**PROMPT:**
Work through the records below and tally every line containing "Samping". Reply with the total alone.

(Data records for software interfaces)
· · · · ·

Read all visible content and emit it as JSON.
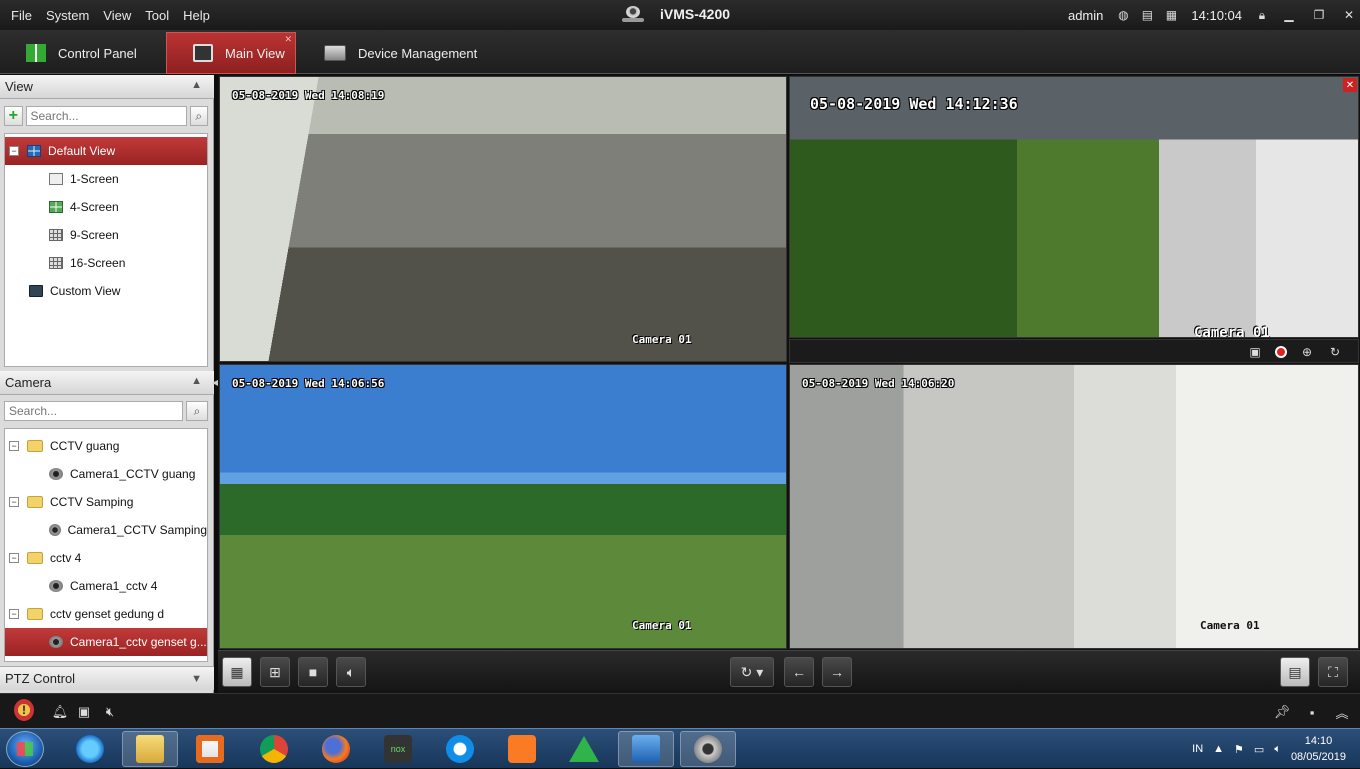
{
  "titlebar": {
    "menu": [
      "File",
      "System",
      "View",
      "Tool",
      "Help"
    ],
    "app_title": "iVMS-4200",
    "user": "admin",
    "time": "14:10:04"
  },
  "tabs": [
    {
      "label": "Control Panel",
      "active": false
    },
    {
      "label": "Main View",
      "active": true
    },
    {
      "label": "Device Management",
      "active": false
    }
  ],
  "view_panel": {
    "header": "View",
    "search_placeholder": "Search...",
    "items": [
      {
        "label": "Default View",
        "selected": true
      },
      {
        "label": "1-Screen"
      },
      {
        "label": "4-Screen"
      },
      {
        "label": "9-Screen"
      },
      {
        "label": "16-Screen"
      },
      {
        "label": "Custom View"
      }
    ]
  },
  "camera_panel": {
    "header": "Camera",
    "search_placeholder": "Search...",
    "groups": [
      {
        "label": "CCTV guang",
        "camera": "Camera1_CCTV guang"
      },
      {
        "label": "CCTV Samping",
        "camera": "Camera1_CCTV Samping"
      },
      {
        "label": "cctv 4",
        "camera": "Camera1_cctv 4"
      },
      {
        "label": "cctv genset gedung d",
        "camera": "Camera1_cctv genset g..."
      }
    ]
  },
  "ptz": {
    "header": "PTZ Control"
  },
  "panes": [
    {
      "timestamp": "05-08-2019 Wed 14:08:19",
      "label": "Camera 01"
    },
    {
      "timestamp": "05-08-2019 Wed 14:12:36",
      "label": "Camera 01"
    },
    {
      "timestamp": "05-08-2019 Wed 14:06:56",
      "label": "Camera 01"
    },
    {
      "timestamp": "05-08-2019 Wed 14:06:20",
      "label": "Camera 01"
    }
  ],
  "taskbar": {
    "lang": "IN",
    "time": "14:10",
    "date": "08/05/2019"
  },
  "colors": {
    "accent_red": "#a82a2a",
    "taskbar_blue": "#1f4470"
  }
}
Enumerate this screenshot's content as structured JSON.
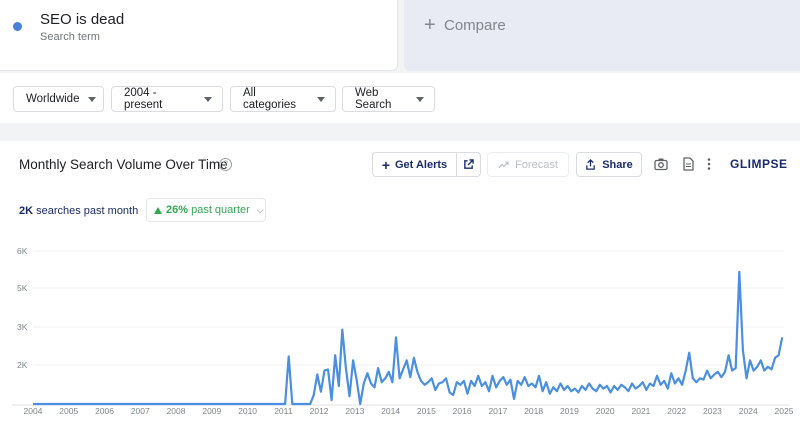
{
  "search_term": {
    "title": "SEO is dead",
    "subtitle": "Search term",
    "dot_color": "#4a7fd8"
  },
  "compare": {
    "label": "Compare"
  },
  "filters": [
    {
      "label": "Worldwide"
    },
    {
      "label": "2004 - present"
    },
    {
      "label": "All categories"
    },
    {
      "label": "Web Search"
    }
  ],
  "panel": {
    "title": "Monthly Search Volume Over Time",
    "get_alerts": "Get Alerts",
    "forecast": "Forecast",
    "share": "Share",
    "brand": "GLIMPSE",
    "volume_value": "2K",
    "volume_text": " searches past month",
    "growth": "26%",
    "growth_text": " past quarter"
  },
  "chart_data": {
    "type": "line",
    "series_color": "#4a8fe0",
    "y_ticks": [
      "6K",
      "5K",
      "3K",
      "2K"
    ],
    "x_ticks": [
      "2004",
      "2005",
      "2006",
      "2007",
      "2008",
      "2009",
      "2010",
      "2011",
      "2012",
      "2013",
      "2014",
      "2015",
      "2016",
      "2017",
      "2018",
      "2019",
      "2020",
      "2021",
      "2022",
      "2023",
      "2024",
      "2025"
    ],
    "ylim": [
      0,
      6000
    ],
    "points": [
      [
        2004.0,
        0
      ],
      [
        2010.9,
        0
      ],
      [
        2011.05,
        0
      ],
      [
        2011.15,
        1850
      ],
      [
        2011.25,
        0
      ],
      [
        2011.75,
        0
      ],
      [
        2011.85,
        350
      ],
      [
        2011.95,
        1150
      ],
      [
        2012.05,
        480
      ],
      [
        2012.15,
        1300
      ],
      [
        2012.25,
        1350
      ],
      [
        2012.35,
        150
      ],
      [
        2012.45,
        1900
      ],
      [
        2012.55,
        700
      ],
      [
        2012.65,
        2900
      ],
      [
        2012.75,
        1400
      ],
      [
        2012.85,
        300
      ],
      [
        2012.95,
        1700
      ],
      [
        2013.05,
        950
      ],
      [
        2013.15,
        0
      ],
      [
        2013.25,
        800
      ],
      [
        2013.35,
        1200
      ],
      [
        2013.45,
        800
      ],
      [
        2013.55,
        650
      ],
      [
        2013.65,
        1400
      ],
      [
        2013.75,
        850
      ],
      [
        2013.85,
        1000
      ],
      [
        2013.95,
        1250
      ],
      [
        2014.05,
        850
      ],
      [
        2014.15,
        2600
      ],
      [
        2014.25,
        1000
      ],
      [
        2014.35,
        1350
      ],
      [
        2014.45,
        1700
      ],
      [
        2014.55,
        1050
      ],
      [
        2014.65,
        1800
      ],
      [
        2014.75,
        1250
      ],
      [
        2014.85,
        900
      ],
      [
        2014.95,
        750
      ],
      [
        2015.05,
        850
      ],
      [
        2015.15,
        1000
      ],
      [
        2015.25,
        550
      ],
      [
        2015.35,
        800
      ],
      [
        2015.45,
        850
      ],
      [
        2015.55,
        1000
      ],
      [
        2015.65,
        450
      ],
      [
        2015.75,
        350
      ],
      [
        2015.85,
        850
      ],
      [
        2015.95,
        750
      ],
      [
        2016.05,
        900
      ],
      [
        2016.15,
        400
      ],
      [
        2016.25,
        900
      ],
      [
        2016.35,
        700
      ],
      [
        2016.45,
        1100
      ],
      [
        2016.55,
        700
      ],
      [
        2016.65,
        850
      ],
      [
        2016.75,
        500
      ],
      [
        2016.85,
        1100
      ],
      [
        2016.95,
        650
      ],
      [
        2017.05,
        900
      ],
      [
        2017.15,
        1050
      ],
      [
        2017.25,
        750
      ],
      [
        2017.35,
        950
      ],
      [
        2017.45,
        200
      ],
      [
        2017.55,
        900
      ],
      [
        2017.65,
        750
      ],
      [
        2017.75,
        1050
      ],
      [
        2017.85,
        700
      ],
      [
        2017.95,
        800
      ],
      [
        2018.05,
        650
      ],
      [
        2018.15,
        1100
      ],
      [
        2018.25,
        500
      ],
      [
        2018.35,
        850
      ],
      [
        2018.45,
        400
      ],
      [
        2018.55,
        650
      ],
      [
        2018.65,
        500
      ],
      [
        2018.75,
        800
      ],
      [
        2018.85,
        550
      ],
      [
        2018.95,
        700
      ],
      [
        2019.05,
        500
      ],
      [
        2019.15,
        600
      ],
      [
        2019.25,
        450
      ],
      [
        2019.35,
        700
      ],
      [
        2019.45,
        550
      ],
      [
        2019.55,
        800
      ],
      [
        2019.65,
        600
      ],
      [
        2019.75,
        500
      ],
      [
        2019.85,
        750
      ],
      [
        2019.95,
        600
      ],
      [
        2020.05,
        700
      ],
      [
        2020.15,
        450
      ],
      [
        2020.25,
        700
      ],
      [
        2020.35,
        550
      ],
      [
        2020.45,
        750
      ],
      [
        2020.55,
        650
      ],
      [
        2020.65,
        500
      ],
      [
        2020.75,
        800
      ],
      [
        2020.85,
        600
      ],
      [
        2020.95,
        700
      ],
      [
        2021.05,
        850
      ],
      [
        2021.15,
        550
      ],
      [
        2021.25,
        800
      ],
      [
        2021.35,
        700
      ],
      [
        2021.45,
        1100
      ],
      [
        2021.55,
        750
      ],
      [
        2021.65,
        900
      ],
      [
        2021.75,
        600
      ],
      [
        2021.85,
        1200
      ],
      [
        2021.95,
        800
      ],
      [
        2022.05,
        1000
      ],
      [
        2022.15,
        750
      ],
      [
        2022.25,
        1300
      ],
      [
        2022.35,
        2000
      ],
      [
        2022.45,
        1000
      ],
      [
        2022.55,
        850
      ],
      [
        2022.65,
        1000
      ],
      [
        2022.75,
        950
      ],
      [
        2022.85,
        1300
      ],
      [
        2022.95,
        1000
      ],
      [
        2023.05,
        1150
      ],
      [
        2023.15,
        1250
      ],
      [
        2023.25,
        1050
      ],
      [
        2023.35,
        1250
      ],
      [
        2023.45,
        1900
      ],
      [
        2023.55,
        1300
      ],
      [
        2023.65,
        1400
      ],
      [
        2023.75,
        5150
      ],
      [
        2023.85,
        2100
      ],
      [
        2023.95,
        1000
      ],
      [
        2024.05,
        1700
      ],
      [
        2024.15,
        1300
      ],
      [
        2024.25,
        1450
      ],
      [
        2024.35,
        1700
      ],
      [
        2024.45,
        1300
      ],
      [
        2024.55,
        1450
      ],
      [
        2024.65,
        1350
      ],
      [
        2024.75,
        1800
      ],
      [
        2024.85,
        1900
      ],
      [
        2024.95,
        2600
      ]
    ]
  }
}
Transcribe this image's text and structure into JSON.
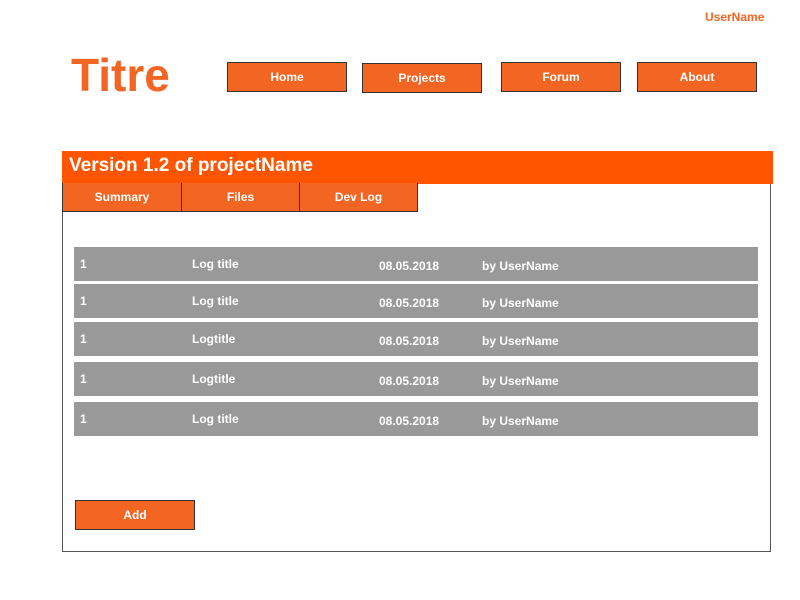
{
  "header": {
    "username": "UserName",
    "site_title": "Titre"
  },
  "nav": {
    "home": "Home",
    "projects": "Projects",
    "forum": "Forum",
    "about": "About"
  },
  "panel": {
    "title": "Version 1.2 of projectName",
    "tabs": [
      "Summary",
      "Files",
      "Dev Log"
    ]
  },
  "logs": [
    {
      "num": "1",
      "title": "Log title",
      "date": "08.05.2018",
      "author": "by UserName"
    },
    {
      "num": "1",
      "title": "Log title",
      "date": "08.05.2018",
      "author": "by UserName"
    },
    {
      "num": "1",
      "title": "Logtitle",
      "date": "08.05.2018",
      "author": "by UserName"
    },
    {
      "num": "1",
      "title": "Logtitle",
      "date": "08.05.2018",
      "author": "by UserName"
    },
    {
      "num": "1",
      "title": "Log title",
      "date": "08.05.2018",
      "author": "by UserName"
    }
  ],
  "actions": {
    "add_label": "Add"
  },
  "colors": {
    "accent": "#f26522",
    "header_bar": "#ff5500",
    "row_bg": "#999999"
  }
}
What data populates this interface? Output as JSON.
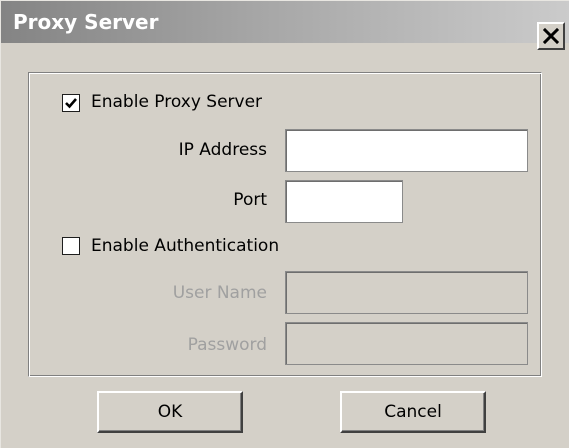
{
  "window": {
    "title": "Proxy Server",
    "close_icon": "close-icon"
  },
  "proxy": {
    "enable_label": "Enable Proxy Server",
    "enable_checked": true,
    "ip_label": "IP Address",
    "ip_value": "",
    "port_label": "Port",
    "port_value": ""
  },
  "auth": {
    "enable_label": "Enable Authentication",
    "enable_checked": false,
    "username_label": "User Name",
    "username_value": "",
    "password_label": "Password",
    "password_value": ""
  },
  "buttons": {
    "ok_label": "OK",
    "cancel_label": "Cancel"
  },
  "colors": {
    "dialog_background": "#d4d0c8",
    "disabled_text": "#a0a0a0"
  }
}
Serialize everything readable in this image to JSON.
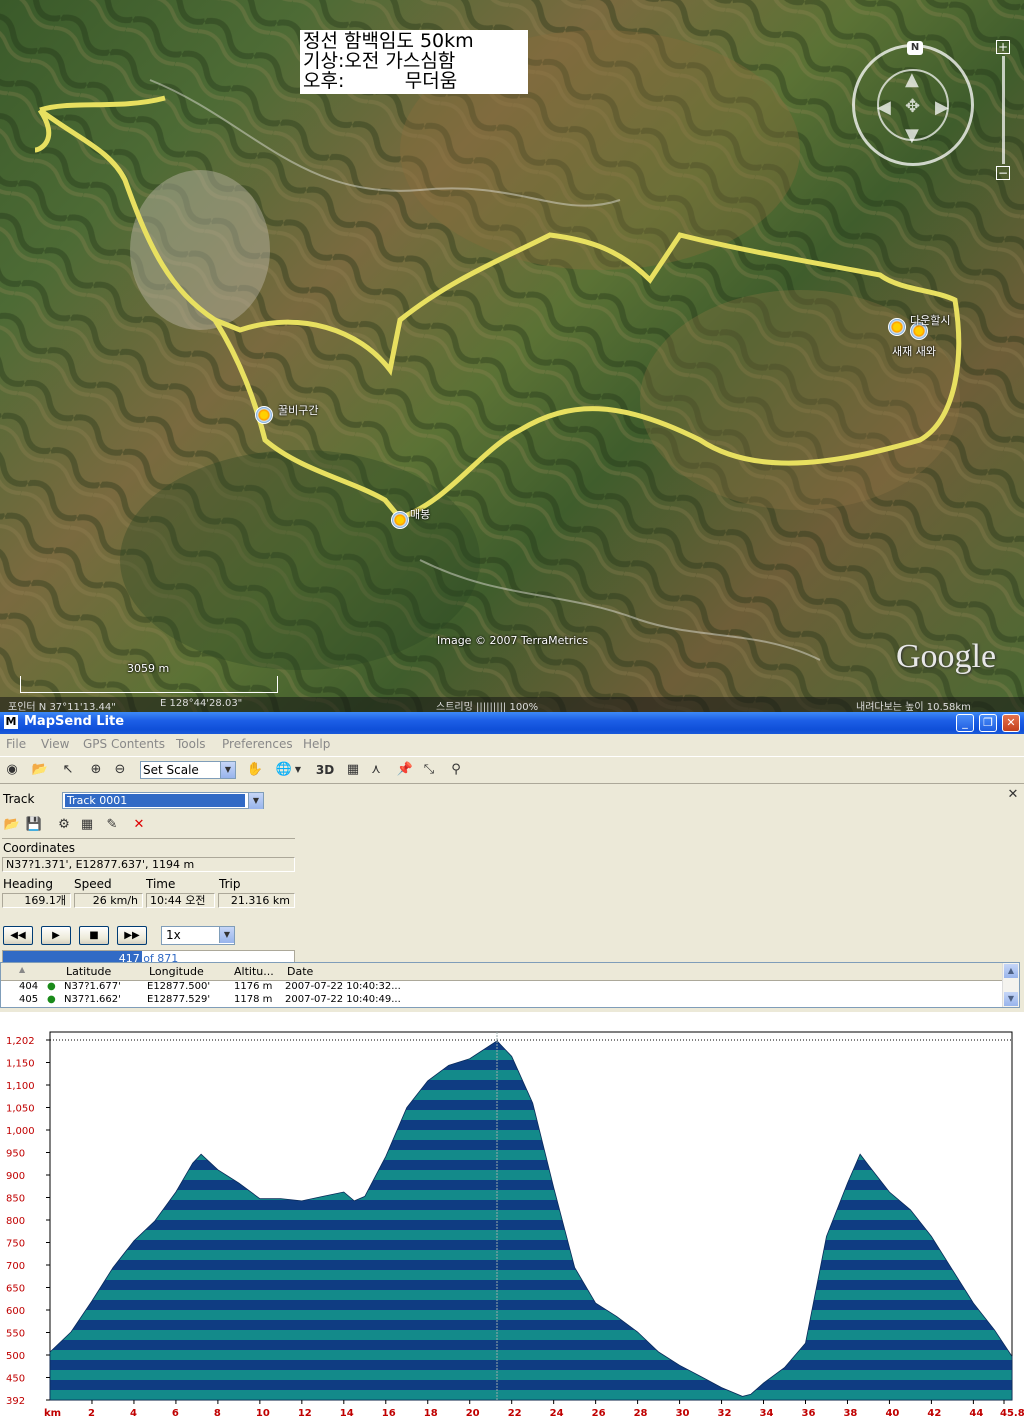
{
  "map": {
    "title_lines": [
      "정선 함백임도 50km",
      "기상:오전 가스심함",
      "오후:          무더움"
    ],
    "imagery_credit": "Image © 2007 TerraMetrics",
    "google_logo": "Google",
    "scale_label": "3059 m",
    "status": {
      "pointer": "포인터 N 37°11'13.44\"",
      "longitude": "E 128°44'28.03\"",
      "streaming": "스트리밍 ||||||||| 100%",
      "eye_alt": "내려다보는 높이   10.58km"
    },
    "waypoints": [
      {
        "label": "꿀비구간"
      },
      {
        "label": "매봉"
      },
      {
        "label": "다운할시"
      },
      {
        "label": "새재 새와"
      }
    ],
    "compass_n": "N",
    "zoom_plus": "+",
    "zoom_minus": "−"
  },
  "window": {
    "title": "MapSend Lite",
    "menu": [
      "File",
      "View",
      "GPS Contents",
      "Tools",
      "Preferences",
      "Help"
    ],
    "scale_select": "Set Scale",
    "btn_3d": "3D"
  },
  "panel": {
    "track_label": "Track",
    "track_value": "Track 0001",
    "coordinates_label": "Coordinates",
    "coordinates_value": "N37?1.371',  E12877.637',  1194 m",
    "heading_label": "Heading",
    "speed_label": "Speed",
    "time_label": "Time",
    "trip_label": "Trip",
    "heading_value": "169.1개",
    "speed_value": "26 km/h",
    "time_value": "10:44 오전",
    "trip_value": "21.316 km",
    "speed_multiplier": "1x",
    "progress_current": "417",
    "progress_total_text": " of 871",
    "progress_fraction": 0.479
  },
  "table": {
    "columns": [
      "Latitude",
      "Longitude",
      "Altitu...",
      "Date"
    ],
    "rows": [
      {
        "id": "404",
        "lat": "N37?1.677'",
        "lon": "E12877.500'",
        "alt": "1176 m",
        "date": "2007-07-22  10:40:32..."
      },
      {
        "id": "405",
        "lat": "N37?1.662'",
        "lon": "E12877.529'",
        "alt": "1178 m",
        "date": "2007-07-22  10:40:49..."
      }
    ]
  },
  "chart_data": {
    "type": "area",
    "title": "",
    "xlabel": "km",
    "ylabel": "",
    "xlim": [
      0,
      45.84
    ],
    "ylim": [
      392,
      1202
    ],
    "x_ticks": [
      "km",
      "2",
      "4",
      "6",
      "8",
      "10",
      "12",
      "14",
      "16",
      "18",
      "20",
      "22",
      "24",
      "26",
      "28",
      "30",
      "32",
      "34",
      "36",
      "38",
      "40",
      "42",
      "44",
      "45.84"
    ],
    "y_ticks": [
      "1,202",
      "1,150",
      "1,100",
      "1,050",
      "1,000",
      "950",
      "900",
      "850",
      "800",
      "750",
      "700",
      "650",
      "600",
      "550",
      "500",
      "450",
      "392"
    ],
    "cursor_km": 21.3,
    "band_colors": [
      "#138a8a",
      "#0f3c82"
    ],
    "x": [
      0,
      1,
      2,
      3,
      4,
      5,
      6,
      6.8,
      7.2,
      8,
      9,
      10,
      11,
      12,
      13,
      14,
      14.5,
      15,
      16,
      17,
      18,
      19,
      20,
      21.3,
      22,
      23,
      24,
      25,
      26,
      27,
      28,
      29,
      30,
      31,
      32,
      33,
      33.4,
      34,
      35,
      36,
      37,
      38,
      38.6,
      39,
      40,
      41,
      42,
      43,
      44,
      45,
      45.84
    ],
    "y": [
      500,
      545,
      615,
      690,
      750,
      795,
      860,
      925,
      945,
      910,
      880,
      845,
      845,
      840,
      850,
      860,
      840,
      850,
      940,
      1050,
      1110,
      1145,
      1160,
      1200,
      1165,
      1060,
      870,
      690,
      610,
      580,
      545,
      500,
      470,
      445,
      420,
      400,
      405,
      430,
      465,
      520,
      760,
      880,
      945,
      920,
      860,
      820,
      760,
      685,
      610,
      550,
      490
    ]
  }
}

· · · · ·

**TASK ANSWER:**
2